> _What is needed_
Going through the lines below, tally those that include "kiếm", and give only the number.

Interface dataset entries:
____

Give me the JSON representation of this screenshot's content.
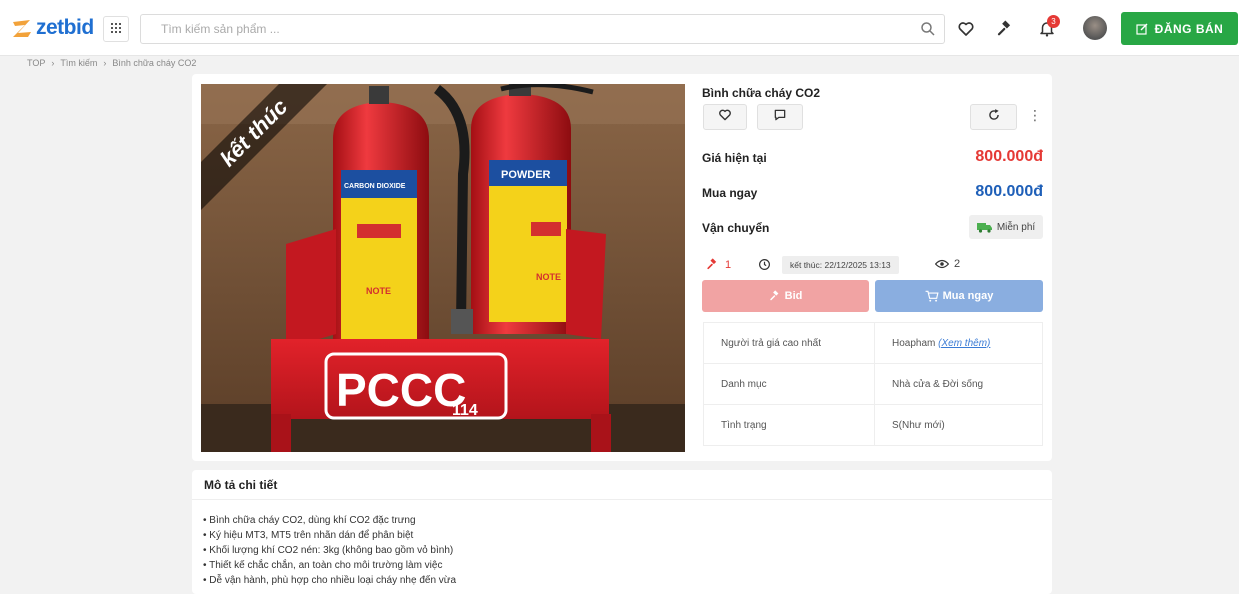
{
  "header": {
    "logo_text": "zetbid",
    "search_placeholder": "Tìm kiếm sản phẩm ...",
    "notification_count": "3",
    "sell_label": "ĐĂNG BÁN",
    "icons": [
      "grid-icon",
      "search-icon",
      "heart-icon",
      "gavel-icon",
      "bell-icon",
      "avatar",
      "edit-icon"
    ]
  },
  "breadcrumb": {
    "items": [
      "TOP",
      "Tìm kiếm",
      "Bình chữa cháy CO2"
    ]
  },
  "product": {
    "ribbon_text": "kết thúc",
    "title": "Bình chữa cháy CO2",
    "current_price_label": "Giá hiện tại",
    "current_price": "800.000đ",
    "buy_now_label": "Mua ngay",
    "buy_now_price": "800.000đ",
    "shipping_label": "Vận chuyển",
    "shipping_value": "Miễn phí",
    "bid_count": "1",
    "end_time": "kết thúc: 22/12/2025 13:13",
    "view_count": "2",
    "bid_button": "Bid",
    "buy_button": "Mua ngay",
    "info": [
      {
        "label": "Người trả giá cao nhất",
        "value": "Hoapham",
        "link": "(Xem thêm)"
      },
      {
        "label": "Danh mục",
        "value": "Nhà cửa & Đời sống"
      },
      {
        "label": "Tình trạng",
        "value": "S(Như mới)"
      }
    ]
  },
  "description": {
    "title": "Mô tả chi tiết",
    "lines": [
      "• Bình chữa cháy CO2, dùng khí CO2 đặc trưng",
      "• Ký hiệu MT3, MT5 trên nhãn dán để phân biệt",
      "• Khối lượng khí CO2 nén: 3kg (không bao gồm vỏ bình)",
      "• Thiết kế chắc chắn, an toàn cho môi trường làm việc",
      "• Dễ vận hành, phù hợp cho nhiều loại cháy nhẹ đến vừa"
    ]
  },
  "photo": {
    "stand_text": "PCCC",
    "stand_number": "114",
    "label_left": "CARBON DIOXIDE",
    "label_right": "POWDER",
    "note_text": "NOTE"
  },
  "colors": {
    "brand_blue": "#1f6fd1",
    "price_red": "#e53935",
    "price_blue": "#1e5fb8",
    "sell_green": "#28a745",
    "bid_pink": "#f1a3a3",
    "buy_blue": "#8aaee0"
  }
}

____

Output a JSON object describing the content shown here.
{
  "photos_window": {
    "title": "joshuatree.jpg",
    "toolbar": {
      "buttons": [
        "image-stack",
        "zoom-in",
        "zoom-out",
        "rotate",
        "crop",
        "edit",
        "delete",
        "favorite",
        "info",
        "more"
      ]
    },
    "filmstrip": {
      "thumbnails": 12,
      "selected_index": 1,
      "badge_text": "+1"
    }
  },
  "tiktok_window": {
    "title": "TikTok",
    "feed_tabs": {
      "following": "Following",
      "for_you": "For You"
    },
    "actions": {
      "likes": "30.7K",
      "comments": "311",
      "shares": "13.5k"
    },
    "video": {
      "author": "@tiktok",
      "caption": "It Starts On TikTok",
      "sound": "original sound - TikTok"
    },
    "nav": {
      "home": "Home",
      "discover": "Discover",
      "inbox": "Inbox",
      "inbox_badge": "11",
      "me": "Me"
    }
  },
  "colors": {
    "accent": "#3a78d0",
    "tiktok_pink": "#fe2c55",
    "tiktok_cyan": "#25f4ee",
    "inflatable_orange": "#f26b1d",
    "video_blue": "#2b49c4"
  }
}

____

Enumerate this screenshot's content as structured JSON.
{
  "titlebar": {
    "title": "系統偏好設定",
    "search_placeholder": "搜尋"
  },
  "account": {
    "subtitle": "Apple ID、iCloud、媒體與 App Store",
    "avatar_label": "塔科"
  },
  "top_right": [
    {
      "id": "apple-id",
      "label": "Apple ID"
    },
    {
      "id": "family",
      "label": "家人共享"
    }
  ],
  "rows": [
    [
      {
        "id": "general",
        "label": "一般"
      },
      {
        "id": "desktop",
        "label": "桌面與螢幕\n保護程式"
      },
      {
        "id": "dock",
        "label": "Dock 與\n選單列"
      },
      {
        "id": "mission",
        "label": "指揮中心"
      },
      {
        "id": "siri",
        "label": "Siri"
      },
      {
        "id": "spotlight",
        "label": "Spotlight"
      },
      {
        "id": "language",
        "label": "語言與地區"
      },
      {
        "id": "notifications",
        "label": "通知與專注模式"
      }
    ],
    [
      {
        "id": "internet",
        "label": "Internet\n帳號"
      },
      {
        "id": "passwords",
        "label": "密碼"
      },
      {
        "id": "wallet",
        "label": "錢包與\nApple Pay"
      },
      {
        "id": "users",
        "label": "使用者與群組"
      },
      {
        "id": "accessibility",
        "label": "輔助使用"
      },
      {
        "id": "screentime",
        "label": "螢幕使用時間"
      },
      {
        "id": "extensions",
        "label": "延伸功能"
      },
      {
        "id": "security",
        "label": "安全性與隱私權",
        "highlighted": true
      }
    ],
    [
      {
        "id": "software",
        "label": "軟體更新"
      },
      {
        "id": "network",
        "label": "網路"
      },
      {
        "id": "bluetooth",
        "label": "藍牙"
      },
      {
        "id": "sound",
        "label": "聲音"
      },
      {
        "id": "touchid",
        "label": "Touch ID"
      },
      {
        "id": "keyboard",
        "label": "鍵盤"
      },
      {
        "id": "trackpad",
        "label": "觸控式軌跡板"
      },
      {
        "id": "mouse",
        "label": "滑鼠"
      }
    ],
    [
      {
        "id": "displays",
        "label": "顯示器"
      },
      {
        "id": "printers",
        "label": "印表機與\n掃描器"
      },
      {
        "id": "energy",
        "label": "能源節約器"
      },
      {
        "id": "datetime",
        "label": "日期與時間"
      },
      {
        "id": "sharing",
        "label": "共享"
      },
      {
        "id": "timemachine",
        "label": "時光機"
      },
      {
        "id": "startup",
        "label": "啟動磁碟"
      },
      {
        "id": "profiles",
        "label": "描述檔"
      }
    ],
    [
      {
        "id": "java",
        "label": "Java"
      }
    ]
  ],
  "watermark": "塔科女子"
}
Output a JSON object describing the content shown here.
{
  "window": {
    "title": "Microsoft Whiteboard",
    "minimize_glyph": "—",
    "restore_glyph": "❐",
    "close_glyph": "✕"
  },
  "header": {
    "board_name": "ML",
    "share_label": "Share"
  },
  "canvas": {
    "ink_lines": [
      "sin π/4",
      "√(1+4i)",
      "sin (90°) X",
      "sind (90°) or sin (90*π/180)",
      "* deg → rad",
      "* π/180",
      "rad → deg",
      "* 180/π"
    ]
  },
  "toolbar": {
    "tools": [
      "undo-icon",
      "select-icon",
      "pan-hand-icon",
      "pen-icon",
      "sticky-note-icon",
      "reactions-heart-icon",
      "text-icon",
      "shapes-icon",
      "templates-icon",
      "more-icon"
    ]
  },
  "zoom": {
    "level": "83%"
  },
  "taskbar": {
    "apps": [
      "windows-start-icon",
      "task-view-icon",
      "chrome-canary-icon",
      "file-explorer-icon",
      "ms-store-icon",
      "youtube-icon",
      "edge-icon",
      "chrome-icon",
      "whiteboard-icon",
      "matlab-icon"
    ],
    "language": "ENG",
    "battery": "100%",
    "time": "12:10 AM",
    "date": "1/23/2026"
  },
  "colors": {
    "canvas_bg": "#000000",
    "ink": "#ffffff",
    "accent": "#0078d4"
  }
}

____

> _Answer space_
2